■ What to do
Only lines containing "start" are wanted from the data below. Copy those lines.
Material provided: Begin
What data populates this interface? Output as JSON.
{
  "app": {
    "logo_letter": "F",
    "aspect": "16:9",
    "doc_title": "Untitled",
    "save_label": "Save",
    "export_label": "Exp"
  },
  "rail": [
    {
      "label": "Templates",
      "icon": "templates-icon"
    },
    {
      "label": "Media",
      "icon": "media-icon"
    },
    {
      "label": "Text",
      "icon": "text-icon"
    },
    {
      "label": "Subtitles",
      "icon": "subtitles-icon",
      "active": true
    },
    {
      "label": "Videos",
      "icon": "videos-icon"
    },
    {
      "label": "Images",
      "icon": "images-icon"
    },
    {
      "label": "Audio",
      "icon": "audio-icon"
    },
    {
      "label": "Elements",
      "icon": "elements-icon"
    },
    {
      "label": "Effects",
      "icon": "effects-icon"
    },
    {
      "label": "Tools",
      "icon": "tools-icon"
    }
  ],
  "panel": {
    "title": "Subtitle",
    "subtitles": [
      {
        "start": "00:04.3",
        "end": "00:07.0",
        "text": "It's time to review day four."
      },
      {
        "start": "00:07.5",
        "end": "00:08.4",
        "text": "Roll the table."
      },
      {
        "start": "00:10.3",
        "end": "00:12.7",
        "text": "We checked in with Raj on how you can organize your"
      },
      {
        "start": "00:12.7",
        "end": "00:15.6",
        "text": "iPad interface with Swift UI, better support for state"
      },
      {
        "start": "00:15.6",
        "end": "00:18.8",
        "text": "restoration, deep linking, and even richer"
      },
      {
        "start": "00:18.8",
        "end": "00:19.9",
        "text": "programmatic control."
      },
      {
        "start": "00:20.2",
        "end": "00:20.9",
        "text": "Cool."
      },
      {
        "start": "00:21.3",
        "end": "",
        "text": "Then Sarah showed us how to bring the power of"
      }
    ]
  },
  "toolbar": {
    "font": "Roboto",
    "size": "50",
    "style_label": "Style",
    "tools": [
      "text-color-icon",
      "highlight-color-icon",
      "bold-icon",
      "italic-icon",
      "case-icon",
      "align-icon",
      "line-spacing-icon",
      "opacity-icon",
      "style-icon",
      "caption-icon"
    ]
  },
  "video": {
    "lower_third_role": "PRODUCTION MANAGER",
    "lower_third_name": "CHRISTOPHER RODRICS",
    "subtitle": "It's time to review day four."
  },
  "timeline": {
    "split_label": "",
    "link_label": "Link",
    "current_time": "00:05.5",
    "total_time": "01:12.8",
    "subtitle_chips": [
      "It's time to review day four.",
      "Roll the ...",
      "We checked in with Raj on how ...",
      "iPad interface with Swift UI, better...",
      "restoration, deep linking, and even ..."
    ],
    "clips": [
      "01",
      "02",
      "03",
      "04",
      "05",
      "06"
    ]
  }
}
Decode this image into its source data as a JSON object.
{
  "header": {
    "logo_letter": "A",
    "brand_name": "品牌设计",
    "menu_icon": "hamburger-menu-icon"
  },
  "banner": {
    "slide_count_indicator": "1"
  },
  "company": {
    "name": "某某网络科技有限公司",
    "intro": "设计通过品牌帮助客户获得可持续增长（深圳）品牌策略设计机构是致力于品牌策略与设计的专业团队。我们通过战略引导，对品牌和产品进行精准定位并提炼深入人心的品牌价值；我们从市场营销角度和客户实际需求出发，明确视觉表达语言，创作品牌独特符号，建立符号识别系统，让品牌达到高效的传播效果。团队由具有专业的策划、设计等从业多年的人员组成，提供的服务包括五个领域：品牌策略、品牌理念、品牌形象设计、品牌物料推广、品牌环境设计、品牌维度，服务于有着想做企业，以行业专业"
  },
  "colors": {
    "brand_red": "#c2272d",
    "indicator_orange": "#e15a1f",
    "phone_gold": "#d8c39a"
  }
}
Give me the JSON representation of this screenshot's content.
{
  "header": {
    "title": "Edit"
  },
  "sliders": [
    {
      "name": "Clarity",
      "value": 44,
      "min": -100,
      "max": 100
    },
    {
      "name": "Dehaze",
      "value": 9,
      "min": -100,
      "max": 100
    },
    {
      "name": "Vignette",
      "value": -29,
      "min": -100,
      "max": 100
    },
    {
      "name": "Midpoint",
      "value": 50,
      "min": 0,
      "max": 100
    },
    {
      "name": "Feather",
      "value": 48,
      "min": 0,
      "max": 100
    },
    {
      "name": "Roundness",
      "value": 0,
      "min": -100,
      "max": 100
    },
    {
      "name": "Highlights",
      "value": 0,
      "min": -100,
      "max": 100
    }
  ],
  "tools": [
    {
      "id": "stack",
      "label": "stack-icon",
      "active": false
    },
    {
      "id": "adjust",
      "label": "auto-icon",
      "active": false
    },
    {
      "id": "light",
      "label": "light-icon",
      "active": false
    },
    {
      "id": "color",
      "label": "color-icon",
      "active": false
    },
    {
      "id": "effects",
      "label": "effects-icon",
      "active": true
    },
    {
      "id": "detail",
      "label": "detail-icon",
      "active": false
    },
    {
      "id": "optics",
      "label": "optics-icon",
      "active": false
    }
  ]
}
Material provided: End
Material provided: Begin
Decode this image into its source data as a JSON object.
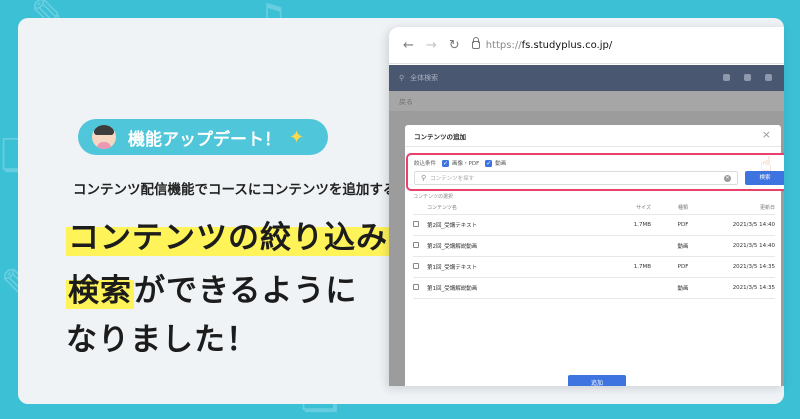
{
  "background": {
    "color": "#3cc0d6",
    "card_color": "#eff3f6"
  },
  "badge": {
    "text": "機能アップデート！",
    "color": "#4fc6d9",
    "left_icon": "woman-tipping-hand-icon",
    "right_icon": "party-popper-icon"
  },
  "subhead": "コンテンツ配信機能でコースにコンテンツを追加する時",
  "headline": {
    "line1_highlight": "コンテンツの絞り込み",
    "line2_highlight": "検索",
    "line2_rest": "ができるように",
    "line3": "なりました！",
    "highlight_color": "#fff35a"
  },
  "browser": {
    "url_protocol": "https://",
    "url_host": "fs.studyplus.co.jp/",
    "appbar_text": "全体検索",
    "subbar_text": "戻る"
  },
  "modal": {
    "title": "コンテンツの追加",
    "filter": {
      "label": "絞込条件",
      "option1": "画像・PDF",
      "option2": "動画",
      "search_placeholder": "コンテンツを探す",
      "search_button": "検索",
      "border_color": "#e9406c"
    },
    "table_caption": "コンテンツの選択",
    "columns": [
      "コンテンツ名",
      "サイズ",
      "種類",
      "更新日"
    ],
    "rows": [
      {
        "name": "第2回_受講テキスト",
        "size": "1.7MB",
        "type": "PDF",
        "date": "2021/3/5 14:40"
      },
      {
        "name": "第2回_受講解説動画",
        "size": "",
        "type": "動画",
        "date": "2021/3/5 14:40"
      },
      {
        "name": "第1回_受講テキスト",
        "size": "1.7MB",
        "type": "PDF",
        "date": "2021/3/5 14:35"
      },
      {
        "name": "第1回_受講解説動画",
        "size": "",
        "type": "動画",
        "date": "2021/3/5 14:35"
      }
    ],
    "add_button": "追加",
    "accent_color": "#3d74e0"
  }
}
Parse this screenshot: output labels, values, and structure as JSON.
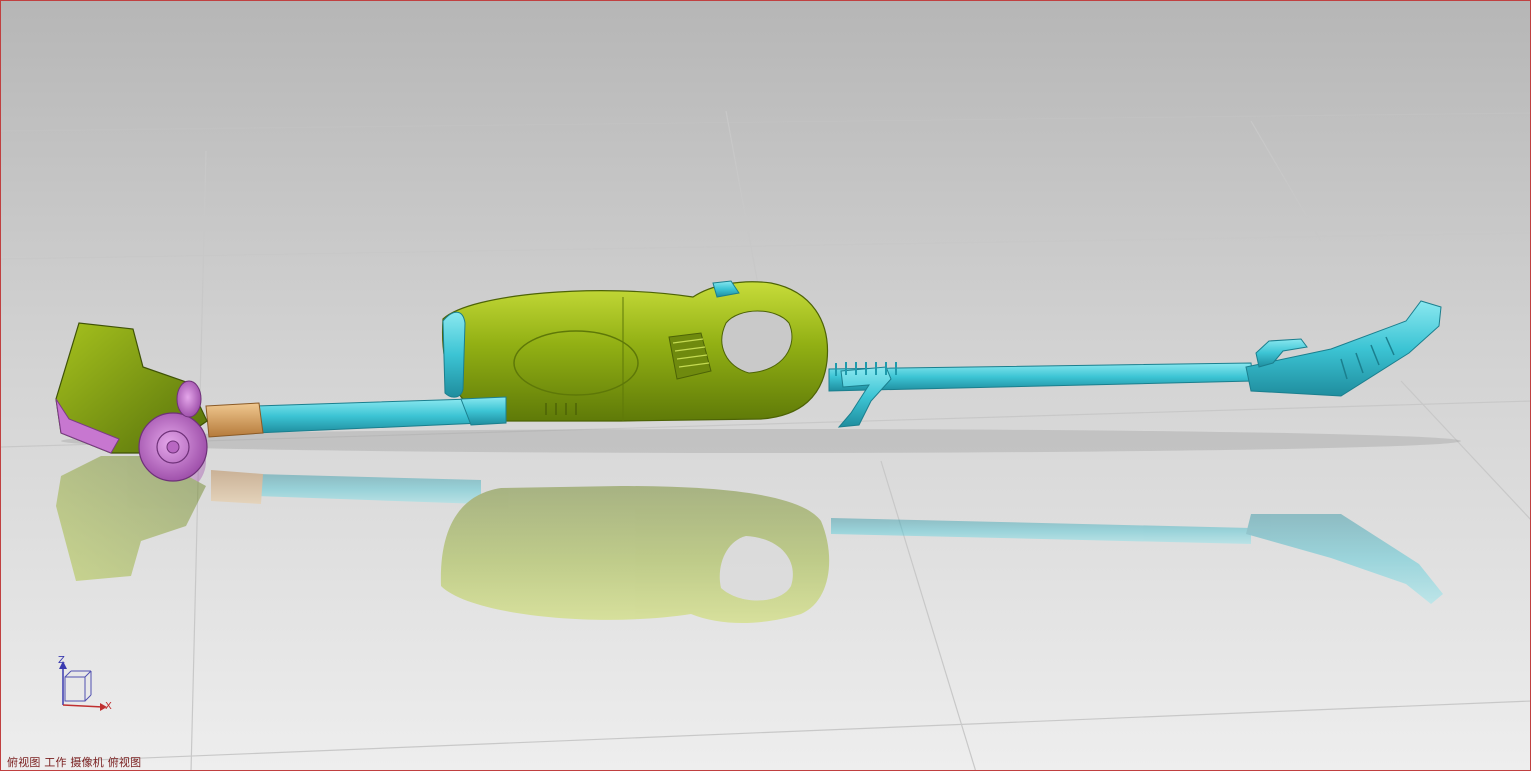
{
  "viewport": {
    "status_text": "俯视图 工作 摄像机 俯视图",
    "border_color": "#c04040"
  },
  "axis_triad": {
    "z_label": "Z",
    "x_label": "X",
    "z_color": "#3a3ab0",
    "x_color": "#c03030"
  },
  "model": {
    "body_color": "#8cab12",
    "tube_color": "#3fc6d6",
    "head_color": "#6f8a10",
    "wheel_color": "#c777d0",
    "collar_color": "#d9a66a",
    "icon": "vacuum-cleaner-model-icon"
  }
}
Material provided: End
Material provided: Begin
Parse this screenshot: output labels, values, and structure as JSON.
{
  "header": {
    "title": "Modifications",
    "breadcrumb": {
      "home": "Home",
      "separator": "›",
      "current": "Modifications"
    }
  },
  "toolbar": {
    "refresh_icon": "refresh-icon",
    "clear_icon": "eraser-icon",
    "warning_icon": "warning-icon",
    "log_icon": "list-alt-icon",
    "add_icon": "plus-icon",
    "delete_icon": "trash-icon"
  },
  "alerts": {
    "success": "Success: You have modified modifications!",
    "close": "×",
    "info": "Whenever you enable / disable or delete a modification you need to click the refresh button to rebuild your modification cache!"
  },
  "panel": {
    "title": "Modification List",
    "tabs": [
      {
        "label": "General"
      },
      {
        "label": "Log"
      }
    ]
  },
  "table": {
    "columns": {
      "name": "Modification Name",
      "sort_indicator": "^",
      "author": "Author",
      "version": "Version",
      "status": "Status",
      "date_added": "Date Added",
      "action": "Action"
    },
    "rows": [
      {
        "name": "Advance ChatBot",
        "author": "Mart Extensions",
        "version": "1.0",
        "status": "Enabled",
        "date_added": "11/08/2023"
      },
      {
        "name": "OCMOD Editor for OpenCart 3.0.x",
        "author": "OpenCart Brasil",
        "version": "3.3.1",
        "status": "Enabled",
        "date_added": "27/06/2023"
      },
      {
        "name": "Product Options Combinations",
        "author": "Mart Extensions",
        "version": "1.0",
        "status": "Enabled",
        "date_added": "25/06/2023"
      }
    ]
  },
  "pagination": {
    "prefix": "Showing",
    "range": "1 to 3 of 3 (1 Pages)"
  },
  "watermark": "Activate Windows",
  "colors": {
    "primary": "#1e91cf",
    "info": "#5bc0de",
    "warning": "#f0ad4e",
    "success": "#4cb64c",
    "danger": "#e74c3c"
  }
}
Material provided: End
■ Answer space
        "start": "00:04.3",
        "start": "00:07.5",
        "start": "00:10.3",
        "start": "00:12.7",
        "start": "00:15.6",
        "start": "00:18.8",
        "start": "00:20.2",
        "start": "00:21.3",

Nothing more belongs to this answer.